Philadelphia District Attorney Larry Krasner announced the launch of a new program through his office’s victim’s services unit that is aimed at providing care and guidance to the families of murder victims in the immediate aftermath of losing a loved one.
The program, which is called Philadelphia CARES, is being funded through a $1 million grant from the Pennsylvania Commission on Crime and Delinquency. The program largely entails coordinating available services within the city, and having people who have also lost a family member due to a homicide act as the first point of contact with the families of recent homicide victims to help them navigate those services.
“The crisis responders will actually be the bridge in between the family and the DA’s Office, the family and the police department, the family and the resources,” Movita Johnson-Harrell, who supervises victim services at the DA’s Office, said.
According to a press release, Philadelphia CARES will administer the grant, which will be shared with the Philadelphia Medical Examiner’s Office and the Anti-Violence Partnership of Philadelphia. The grant, the press release said, will also expand counseling services for survivors under the Medical Examiner’s Office, and allow the Anti-Violence Partnership of Philadelphia to provide a full-time liaison to support the project and coordinate with the prosecutor’s office

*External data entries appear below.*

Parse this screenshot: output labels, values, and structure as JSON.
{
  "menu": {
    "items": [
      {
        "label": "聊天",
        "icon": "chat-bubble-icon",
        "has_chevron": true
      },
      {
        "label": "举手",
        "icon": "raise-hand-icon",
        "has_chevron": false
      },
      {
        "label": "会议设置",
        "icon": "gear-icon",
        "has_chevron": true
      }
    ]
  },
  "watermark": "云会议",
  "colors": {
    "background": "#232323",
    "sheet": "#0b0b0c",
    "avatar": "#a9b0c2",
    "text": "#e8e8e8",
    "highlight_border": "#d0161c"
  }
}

Specifically, the program is set to train 12 homicide survivors to provide support to the families of murder victims in the immediate aftermath of the death. Under the program, those responders will be the first to notify the family that their loved one has died, and will then be the main point of contact between the family, the police, District Attorney’s Office, and the various services they will need. The responders will help with tasks like making funeral arrangements, finding counseling services, navigating employment issues, or getting food, or transportation for children or those who depended on the person who was murdered.
The responders will be in frequent contact with the family for the first 45 days after the homicide, and will then hand off the case to victim witness services workers within the District Attorney’s Office.
“It’s a big deal because no organization in the city currently provides a cooperative crisis response system and a comprehensive portfolio of services to crime victims,” Krasner said.
According to Jennifer Storm, victim advocate for the commonwealth of Pennsylvania, the program has been in development for two years, and began with an assessment of programs that are available to the families of murder victims in the city.
“This program, this type of collaborative program, will reduce victimization and will ensure that families are given one point of contact from the moment of the crime,” Storm said. “It’s continuity of care from the point of incident to the final moment that they need services. It’s not five doors they need to knock on. It’s not four different phone numbers they have to pick up. All of the resources will be funneled together collaboratively and communicatively.”